Airbus committed to purchase of one aircraft in 1970, with a contractual commitment for ASI to build a second. After the second was delivered Airbus ordered two more Super Guppy models. Super Guppy No. 3 flew in 1979 and No. 4 in 1980. The four turbine-powered Super Guppy aircraft became a vital part of Airbus Industrie's production process, operating a regularly scheduled route five days a week. The No. 4 aircraft was later used by the European Space Agency to transport space hardware.

In 1997, NASA acquired Super Guppy No. 4 (French registration F-GEAI) from ESA under an International Space Station barter agreement. The ESA supplied the Guppy to offset the cost to NASA of carrying ESA experimental equipment to the International Space Station as part of two future Space Shuttle flights. NASA's newest Super Guppy crew spent four weeks in France getting checked out on flight procedures.

On October 23, 1997, the airplane (now registered as N941NA) landed at Ellington Field, near Houston. It replaced NASA's 377SG (N940NA), an older model of the Super Guppy, which was retired and is currently on display at Pima Air Museum in Tucson, Ariz. N941NA is the only Guppy still flying.

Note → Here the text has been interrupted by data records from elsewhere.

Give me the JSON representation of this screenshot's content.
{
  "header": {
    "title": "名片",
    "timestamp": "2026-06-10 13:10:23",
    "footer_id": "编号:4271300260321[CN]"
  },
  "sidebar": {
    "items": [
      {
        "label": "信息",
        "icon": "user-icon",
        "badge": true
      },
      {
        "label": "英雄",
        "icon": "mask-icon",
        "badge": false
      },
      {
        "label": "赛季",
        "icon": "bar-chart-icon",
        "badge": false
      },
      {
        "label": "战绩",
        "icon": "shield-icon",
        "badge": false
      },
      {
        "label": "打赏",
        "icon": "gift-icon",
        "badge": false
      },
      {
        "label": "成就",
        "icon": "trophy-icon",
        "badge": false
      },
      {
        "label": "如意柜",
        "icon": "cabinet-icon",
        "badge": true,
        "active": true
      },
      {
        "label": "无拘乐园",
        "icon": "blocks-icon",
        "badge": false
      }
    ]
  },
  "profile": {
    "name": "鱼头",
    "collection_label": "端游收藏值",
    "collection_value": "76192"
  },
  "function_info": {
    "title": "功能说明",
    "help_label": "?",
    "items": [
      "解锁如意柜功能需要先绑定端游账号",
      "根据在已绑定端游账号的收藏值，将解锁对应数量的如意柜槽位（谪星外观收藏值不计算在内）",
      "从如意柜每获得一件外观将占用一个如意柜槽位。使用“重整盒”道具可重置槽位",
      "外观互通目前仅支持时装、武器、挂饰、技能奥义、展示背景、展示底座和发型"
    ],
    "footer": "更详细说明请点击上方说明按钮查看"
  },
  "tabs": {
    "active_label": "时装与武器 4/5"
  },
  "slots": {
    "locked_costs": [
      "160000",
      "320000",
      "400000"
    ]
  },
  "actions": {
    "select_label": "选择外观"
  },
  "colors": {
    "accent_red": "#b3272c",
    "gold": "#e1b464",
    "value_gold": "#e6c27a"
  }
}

To create the 377SGT, ASI technicians built an entirely new fuselage to connect parts taken from a Stratocruiser, including the nose section and pressurized cockpit, wings, lower sections of engine nacelles, parts of the tail surfaces and the main landing gear. The nose wheel came from a Boeing 707, but it was rotated 180 degrees prior to installation. A 23-foot center section was inserted into the wing to give additional clearance between the propeller tips and the fuselage. The air-conditioned forward cabin features seating for three crew and four passengers.

The 377SGT is equipped with Allison T-56-501-D22C turboprop engines that give the Super Guppy an airspeed of around 200 knots at low altitudes. At higher altitudes the aircraft is limited to 185 knots. ASI took engine cowlings of the type used on Lockheed Electra/P-3 Orion airplanes, but used propellers and spinners from a C-130 Hercules. The P-3's propellers are built for speed, whereas the C-130's are built for high loads. The upper nacelles were constructed using parts from a P-3 and adapting the Lockheed cowls to the existing lower nacelles and landing gear housing.

While building the fourth 377SGT for Airbus, ASI found that there were no B377 or C-97 airframes left to cannibalize. They had all been scrapped. In desperation, ASI bought lower fuselage parts from the disassembled Pregnant Guppy and shipped them to France where they were incorporated into the 377SGT. Hence, the last Guppy built contains parts of the first Guppy, which included parts of one of the first Stratocruisers.

The airplane's nose is hinged on the left side of the fuselage. The 377SGT is equipped with three built-in jacks, two in front of the wing and one behind. These jacks support and steady the airplane before the fuselage joint is unlocked, and the nose opened and wheeled out of the way.

A system of rails in the cargo compartment is used with either pallets or fixtures designed for specific cargo. An electric winch beneath the cargo bay floor moves pallets or fixtures on rail-mounted rollers. Automatic hydraulic lock pins in the rail secure the pallet for flight.

The cargo hold has a maximum interior diameter of 25 feet and overall length of just over 111 feet, with a constant 25-foot-diameter section 32 feet long. The 377SGT's absolute volume is 49,750 cubic feet with a usable volume of 39,000 cubic feet.

After landing gear maintenance was complete, NASA's big fish returned to Johnson May 4.

 
 
Peter Merlin
Dryden History Office